Iran,  The Left

Marg Bar Diktator: general strike In Iranian Kurdistan, silence In the West

Cross-posted from Terry Glavin

Iranian Kurds have launched one of their largest strikes in recent years, closing shops and bazaars in nearly all Sunni Kurdish cities and towns in eastern Iran to protest the execution of five people, including four Kurdish activists, on Sunday. Among the lynched was teachers’ union activist Farzad Kamangar.

Sunday’s executions brought the total for the weekend to 11. Six men convicted of drug smuggling were hanged on Saturday, but the executions are clearly intended to discourage people from rallying against the government on June 12, the anniversary of the “re-election” of the Khomeinist puppet Mahmoud Ahmedinejad.

This morning we learn that the regime’s thugs have now arrested Ejlal Qavamai, spokesman for Kurdistan Human Rights Organization. His arrest appears to be connected with his interview with the media regarding the general strike.

Meanwhile, in Afghanistan, about 1,000 protesters demonstrated against the Tehran regime’s ill-treatment and execution of Afghan refugees. The protesters threw eggs on the gate of Tehran’s consulate in the eastern city of Jalalabad and burned an effigy of Iran’s clerical dictator Ayatollah Ali Khamenei.

And yet all is quiet on the western front. Barely a word about any of this in the mainstream press. No marches in the streets in solidarity with our Iranian sisters and brothers. Why?

“In the West, the Left sees only the Ahmadinejad propaganda — death to the U.S., death to imperialism. It claims it is anti-capitalist, anti-imperialist, but the people in Iran know that this is baloney,” says Mehdi Kouhestaninejad, a senior officer with the Canadian Labour Congress. “We have to challenge our attitudes.
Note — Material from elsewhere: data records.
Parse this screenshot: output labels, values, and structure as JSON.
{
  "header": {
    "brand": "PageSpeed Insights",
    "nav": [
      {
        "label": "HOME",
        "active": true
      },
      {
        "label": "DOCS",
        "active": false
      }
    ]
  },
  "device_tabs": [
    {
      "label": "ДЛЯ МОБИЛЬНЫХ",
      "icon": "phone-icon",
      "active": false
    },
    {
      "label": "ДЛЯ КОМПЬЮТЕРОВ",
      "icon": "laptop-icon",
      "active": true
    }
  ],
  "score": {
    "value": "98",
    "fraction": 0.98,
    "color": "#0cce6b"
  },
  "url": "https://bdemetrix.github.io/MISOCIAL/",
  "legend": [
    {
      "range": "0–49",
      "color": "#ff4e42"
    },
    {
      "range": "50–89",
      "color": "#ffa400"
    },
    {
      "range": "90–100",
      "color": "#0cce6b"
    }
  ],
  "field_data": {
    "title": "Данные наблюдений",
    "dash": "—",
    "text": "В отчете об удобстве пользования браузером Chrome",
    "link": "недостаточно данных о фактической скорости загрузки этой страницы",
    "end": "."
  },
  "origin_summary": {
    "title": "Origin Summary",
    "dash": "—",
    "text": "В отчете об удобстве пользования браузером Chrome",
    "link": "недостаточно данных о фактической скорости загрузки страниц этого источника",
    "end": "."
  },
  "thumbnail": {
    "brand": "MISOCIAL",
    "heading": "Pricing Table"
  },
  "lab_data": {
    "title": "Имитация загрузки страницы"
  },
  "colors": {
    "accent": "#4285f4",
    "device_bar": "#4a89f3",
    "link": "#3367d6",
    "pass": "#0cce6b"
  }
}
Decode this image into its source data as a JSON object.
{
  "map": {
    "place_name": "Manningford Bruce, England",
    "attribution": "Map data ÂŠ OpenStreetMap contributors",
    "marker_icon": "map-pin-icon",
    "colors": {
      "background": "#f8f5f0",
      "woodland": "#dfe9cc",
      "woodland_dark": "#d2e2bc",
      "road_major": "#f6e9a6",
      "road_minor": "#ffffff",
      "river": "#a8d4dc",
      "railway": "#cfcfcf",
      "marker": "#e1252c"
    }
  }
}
We have to recognize that there is no connection between the Left in the West and the Left in Iran.”

We could start by exposing the regime’s apologists and the Khomeinist crackpots that have found such a welcoming roost for themselves in certain “anti-war” circles. We could also leave off with the inane “Hands Off Iran” and “Israel Apartheid Week” mumbo-jumbo and acknowledge how deep the rot has spread.

As Samira Mohyeddin’s bravely observes: “The United Nations have now enshrined my right to be stoned, they have enshrined my judicious right to be half a person; my right not to divorce or child custody, my right to no freedom of mobility, my right not to higher education after marriage without permission of my husband. The country that guarantees my subjugated role in society is now sitting on the women’s council of the United Nations.”

Talk like that will get you killed in Iran. Lynched, to be more specific, by the state. There are more than 130 offences punishable by the death penalty in Iran. They include “sex crimes” such as adultery and homosexuality, apostasy, heresy, blasphemy, having a civilized affection for alcoholic spirits, and possession of drugs.

The crime committed by teacher and trade unionist Farzad Kamangar? “Enmity against God.” After a trial that lasted a mere seven minutes, Kamangar languished in prison for nearly five years before he was hanged last Sunday. In his last letter from Evin prison, he wrote: “Is it possible to be a teacher and not show the way to the sea to the small fish? Is it possible to stare into the eyes of the children of this nation and remain silent? Is it possible to accept the responsibility of being a teacher and informing the people, but not say anything?”

Never forgive. Never forget. Farzad Kamangar: